However, I'd like to pick out one IHT reader who I think is representative of a large number of readers, but who, unfortunately for the IHT advertising department (except those selling the value of IHT readers as opinion formers) isn't worth much to them (because he isn't a senior exec. in a large European or Asian business, with corporate purchasing decision making power).
(How the IHT needs to get out of that trap laid so well by the FT and also used by the WSJ, is a discussion for another day.)
So let's meet our reader, and find out why he reads the IHT.
His views are especially interesting because he works on the Internet edge of media, and is extremely wired in the supposedly post-print age.
Graham Holliday works for www.fromthefrontline.co.uk in London.
Graham lived abroad for almost 15 years. He used to subscribe to the Guardian Weekly when he lived in Korea and later in Vietnam. Then Vietnam got the Internet and he didn't seem to need the paper.
However, to quote him, "I've been working heavily in journalism/blogs/social media for 7 years or more now and I realised the Internet was making me stupid as the way I use it to find out information is very niche. I miss too much. So, I decided to re-subscribe to a daily paper [the IHT]. First time I've had a daily since 1987 and it's great."
Graham outlined his reasons at his site Noodlepie, which I'm going to quote from (NB date - June 2008!)
The Internet was making Graham an expert in some areas and IGNORANT (my emphasis) in others.
The other (and IHT reader surveys show this), is that we watch very little TV.
What good print does, as you scan the page or turn the page to go to the areas you want to be an expert in or are interested in, is draw your eye to things you're not an expert in or did not know about but do not want to be ignorant of: something I once coined as the Broader Business Perspective, but lets just call it for now, the big picture.
The Internet has not yet found a way to deliver that.
So that's the good news for print, from where Graham is standing as an Internet media expert.
The bad news is that he's not so sure newspapers will be around for much more than a decade, not because of its inherent faults, but because, and I quote him: "There's no money in news."
However he adds one VERY important caveat to that: "Not the way things are currently modelled anyhow."
When we hear talk of dinosaurs and me banging on about Newspaper 2.0, it is exactly this that I am talking about.
Newspapers are stuck at Newspaper 1.0, with onerous legacy costs of failed imagination when it comes to what type of content they offer, how and when.
Newspaper 2.0 can overcome that.
I hope it's going to be the NYT/IHT who gets it first.
If not, and they hang on to Newspaper 1.0 because it still brings in juicy revenues and they haven't ever done anything different, they will go under, sooner or later. Just like Lehman Brothers, Merrill and all the rest who didn't realise the game had changed.
And someone else will develop Newspaper 2.0 and it's going to be very much a question of (committed and aggressive) first-mover advantage.

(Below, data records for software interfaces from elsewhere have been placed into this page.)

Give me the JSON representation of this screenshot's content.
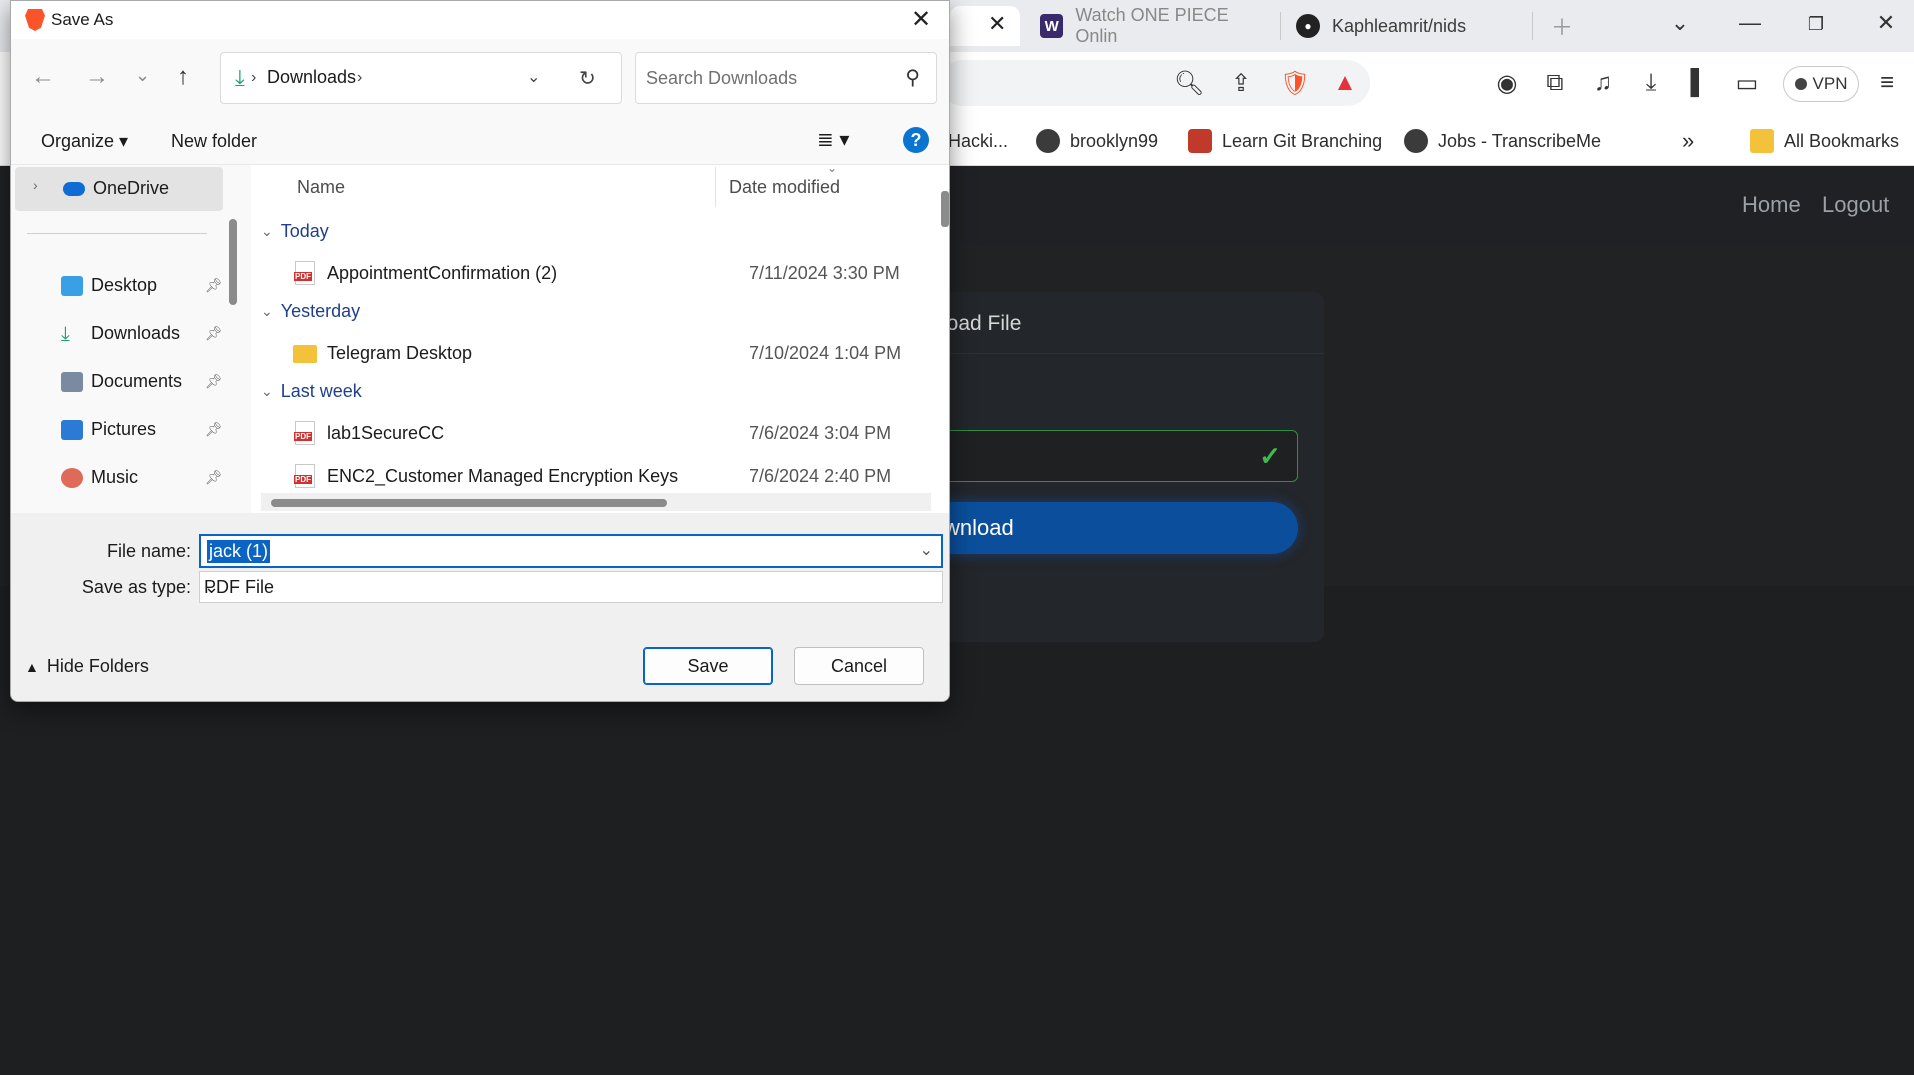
{
  "browser": {
    "tabs": [
      {
        "title": "Watch ONE PIECE Onlin",
        "favicon": "W"
      },
      {
        "title": "Kaphleamrit/nids",
        "favicon": "github-icon"
      }
    ],
    "bookmarks": [
      "Hacki...",
      "brooklyn99",
      "Learn Git Branching",
      "Jobs - TranscribeMe",
      "All Bookmarks"
    ],
    "vpn_label": "VPN",
    "colors": {
      "accent": "#0b4f9c",
      "success": "#3fb950"
    }
  },
  "page": {
    "nav": {
      "home": "Home",
      "logout": "Logout"
    },
    "card_title": "load File",
    "download_button": "wnload"
  },
  "dialog": {
    "title": "Save As",
    "location": "Downloads",
    "search_placeholder": "Search Downloads",
    "organize": "Organize",
    "new_folder": "New folder",
    "help": "?",
    "nav_pane": {
      "onedrive": "OneDrive",
      "items": [
        "Desktop",
        "Downloads",
        "Documents",
        "Pictures",
        "Music"
      ]
    },
    "columns": {
      "name": "Name",
      "date": "Date modified"
    },
    "groups": [
      {
        "label": "Today",
        "files": [
          {
            "name": "AppointmentConfirmation (2)",
            "date": "7/11/2024 3:30 PM",
            "type": "pdf"
          }
        ]
      },
      {
        "label": "Yesterday",
        "files": [
          {
            "name": "Telegram Desktop",
            "date": "7/10/2024 1:04 PM",
            "type": "folder"
          }
        ]
      },
      {
        "label": "Last week",
        "files": [
          {
            "name": "lab1SecureCC",
            "date": "7/6/2024 3:04 PM",
            "type": "pdf"
          },
          {
            "name": "ENC2_Customer Managed Encryption Keys",
            "date": "7/6/2024 2:40 PM",
            "type": "pdf"
          }
        ]
      }
    ],
    "file_name_label": "File name:",
    "file_name_value": "jack (1)",
    "save_type_label": "Save as type:",
    "save_type_value": "PDF File",
    "hide_folders": "Hide Folders",
    "save_button": "Save",
    "cancel_button": "Cancel"
  }
}
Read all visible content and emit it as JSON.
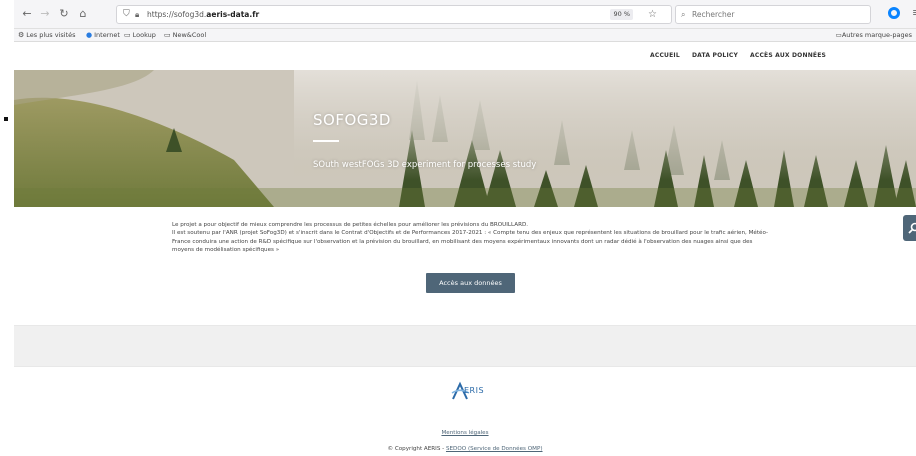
{
  "browser": {
    "url_prefix": "https://sofog3d.",
    "url_domain": "aeris-data.fr",
    "zoom": "90 %",
    "search_placeholder": "Rechercher"
  },
  "bookmarks": {
    "items": [
      "Les plus visités",
      "Internet",
      "Lookup",
      "New&Cool"
    ],
    "other": "Autres marque-pages"
  },
  "topnav": {
    "items": [
      "ACCUEIL",
      "DATA POLICY",
      "ACCÈS AUX DONNÉES"
    ]
  },
  "hero": {
    "title": "SOFOG3D",
    "subtitle": "SOuth westFOGs 3D experiment for processes study"
  },
  "content": {
    "line1": "Le projet a pour objectif de mieux comprendre les processus de petites échelles pour améliorer les prévisions du BROUILLARD.",
    "line2": "Il est soutenu par l'ANR (projet SoFog3D) et s'inscrit dans le Contrat d'Objectifs et de Performances 2017-2021 : « Compte tenu des enjeux que représentent les situations de brouillard pour le trafic aérien, Météo-France conduira une action de R&D spécifique sur l'observation et la prévision du brouillard, en mobilisant des moyens expérimentaux innovants dont un radar dédié à l'observation des nuages ainsi que des moyens de modélisation spécifiques »",
    "button": "Accès aux données"
  },
  "footer": {
    "logo_text": "ERIS",
    "mentions": "Mentions légales",
    "copyright": "© Copyright AERIS - ",
    "copyright_link": "SEDOO (Service de Données OMP)"
  },
  "colors": {
    "accent": "#4f6678",
    "firefox_blue": "#0a84ff",
    "logo_blue": "#2b6aa8"
  }
}
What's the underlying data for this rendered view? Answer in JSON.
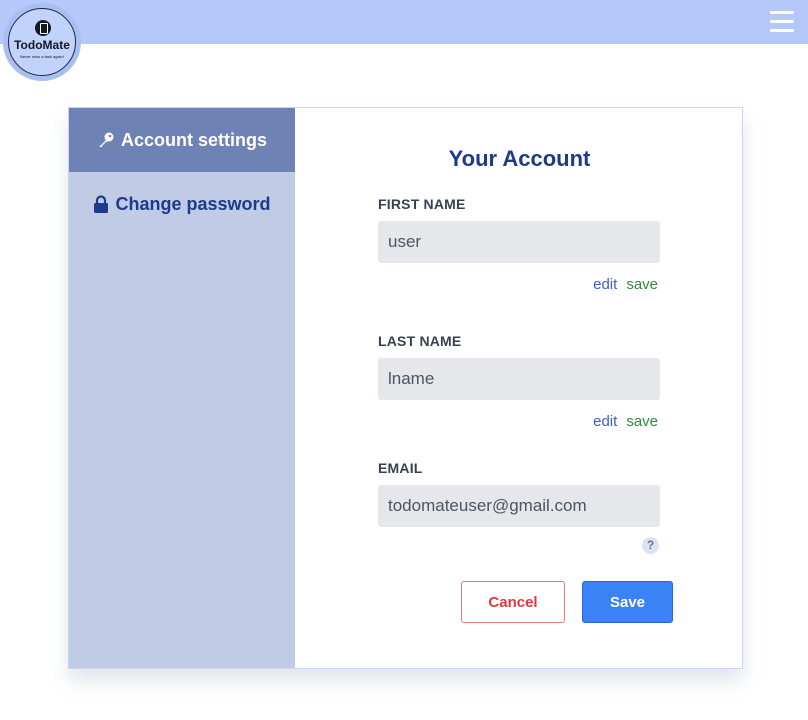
{
  "header": {
    "logo_title": "TodoMate",
    "logo_tagline": "Never miss a task again!"
  },
  "sidebar": {
    "items": [
      {
        "label": "Account settings",
        "icon": "key-icon",
        "active": true
      },
      {
        "label": "Change password",
        "icon": "lock-icon",
        "active": false
      }
    ]
  },
  "main": {
    "title": "Your Account",
    "fields": [
      {
        "label": "FIRST NAME",
        "value": "user",
        "edit_label": "edit",
        "save_label": "save"
      },
      {
        "label": "LAST NAME",
        "value": "lname",
        "edit_label": "edit",
        "save_label": "save"
      },
      {
        "label": "EMAIL",
        "value": "todomateuser@gmail.com",
        "help": "?"
      }
    ],
    "cancel_label": "Cancel",
    "save_label": "Save"
  },
  "colors": {
    "topbar": "#b4c8fa",
    "sidebar": "#c0cbe5",
    "sidebar_active": "#6f82b6",
    "title": "#1e3a8a",
    "save_button": "#3b82f6",
    "cancel": "#dc3b3b"
  }
}
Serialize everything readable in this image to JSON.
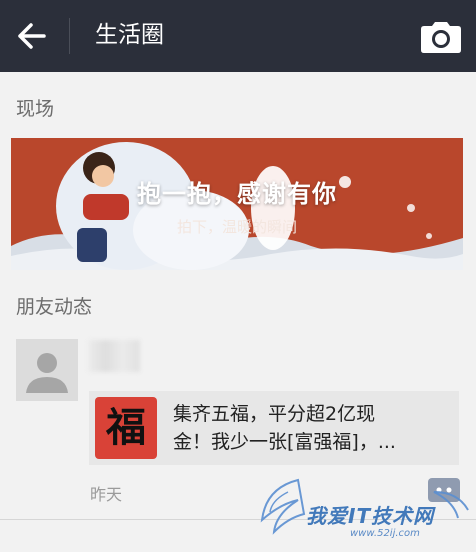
{
  "header": {
    "title": "生活圈"
  },
  "sections": {
    "live": "现场",
    "friends": "朋友动态"
  },
  "banner": {
    "title": "抱一抱，感谢有你",
    "subtitle": "拍下，温暖的瞬间"
  },
  "post": {
    "card_icon_char": "福",
    "card_text_line1": "集齐五福，平分超2亿现",
    "card_text_line2": "金！我少一张[富强福]，...",
    "time": "昨天"
  },
  "watermark": {
    "text": "我爱IT技术网",
    "url": "www.52ij.com"
  },
  "colors": {
    "topbar": "#2b2f3a",
    "banner_bg": "#b9472c",
    "fu_red": "#d94237",
    "background": "#f2f2f2"
  }
}
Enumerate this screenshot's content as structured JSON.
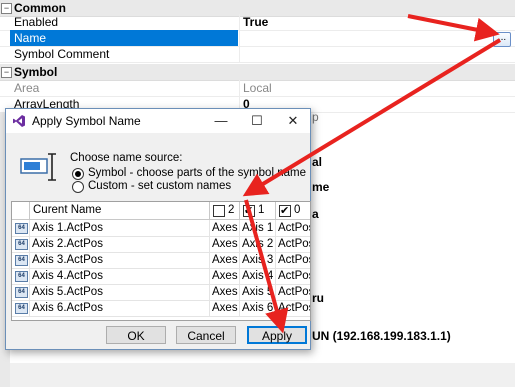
{
  "property_grid": {
    "categories": [
      {
        "label": "Common",
        "expander": "−"
      },
      {
        "label": "Symbol",
        "expander": "−"
      }
    ],
    "rows": [
      {
        "key": "Enabled",
        "value": "True"
      },
      {
        "key": "Name",
        "value": ""
      },
      {
        "key": "Symbol Comment",
        "value": ""
      },
      {
        "key": "Area",
        "value": "Local"
      },
      {
        "key": "ArrayLength",
        "value": "0"
      }
    ],
    "ellipsis_label": "...",
    "background_fragments": [
      "p",
      "al",
      "me",
      "a",
      "ru",
      "UN (192.168.199.183.1.1)"
    ]
  },
  "dialog": {
    "title": "Apply Symbol Name",
    "title_buttons": {
      "minimize": "—",
      "maximize": "☐",
      "close": "✕"
    },
    "choose_label": "Choose name source:",
    "options": [
      {
        "label": "Symbol - choose parts of the symbol name",
        "selected": true
      },
      {
        "label": "Custom - set custom names",
        "selected": false
      }
    ],
    "table": {
      "headers": {
        "name": "Curent Name",
        "col2": "2",
        "col1": "1",
        "col0": "0"
      },
      "header_checks": {
        "col2": false,
        "col1": true,
        "col0": true
      },
      "rows": [
        {
          "name": "Axis 1.ActPos",
          "c2": "Axes",
          "c1": "Axis 1",
          "c0": "ActPos"
        },
        {
          "name": "Axis 2.ActPos",
          "c2": "Axes",
          "c1": "Axis 2",
          "c0": "ActPos"
        },
        {
          "name": "Axis 3.ActPos",
          "c2": "Axes",
          "c1": "Axis 3",
          "c0": "ActPos"
        },
        {
          "name": "Axis 4.ActPos",
          "c2": "Axes",
          "c1": "Axis 4",
          "c0": "ActPos"
        },
        {
          "name": "Axis 5.ActPos",
          "c2": "Axes",
          "c1": "Axis 5",
          "c0": "ActPos"
        },
        {
          "name": "Axis 6.ActPos",
          "c2": "Axes",
          "c1": "Axis 6",
          "c0": "ActPos"
        }
      ],
      "row_icon_text": "64"
    },
    "buttons": {
      "ok": "OK",
      "cancel": "Cancel",
      "apply": "Apply"
    }
  },
  "colors": {
    "selection": "#0078d7",
    "arrow": "#e8231f"
  }
}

P.S Thanks to Graham for his fond IHT Flickr group and for taking the time to write to me.
A PLACE IN THE AUVERGNE
International Herald Tribune
New York Times
Vacation /Business Trip Furnished Apartment in Paris